The 27-year-old American-born Muslim has been studying in Costa Rica and was denied the right to board a June 5 flight to return to the United States after graduation. He was interviewed by the FBI about his political and religious affiliations and past travel, but was not given clear reasons for being placed on the no-fly list.

(NOTE: The man will attempt to board another flight to the United States on Thursday morning.)

Earlier this year, CAIR called on the Department of Justice (DOJ) to investigate acts of “coercion and intimidation” allegedly used by the FBI to pressure Muslim citizens into giving up their constitutional rights if they wished to return to the United States from overseas.

Last year, CAIR filed a lawsuit against the DOJ and the FBI seeking a court order to allow a Virginia Muslim teenager who had been detained in Kuwait and placed on a U.S. government no-fly list to return to the United States.

Abdelrazik Returns to Canada After Six Years of Exile in Sudan

Abousfian Abdelrazik ended six years in exile in Sudan, where he faced torture at the hands of Sudanese authorities, several thwarted attempts to return and spent over a year stranded at the Canadian embassy in Khartoum. Mr. Abdelrazik was born in Sudan but fled the country in 1990. He received refugee status in Canada in 1992 and Canadian citizenship in 1995. In 2003, Mr. Abdelrazik traveled back to the country to visit his ailing mother. He was repeatedly imprisoned by Sudanese authorities and tried to return to Canada several times but was denied a passport because he was put on a United Nations no-fly list at the request of the United States.

Both CSIS and the RCMP have said publicly that they have no evidence that Mr. Abdelrazik has been involved in terrorist activities.

Canada denies passport to citizen in the Sudan on no-fly list

Supporters of Abousfian Abdelrazik — a Canadian citizen blacklisted as a terrorist and stranded in Sudan — accused the federal Conservative government of racism for refusing to issue him an emergency passport to fly home to Montreal.

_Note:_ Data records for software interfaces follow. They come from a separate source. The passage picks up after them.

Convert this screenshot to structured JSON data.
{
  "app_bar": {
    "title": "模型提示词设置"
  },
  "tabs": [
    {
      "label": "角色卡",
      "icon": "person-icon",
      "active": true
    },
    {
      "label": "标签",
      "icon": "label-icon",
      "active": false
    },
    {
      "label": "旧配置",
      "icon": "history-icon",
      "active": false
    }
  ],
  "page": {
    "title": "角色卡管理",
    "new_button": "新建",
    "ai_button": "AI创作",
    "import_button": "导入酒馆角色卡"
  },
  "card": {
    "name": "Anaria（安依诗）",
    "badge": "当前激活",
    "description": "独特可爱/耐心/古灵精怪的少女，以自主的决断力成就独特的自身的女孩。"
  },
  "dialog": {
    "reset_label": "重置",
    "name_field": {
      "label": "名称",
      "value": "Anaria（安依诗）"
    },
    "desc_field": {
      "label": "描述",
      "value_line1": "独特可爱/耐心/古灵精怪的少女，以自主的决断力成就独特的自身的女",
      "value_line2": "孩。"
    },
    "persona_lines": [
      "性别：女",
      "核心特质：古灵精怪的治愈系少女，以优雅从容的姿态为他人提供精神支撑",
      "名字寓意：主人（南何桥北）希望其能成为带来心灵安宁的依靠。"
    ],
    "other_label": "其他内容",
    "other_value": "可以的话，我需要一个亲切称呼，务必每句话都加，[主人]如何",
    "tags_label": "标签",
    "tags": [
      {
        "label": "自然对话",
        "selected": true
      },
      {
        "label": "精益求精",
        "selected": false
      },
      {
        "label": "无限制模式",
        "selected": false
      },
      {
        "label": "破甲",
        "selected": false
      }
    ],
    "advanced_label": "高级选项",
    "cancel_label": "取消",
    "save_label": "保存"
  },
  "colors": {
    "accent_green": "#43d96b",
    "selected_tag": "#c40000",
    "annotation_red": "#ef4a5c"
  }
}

Foreign Minister Lawrence Cannon considers Abdelrazik a national security threat. The refusal represents a reversal of the government’s written promise to issue Abdelrazik an emergency passport if he had a paid-for ticket home.

Abdelrazik remains stranded in the lobby of the Canadian embassy in Khartoum, where he has lived for nearly 11 months. Abdelrazik was added to the list in 2006 by the Bush administration. He has been cleared of any terrorist or criminal involvement by both the RCMP (Royal Canadian Mounted Police) and CSIS (Canadian Security Intelligence Service).

The news has also created controversy in the House of Commons. “The government is now in violation of the Charter of Rights and Freedoms,” said Liberal MP Irwin Cotler.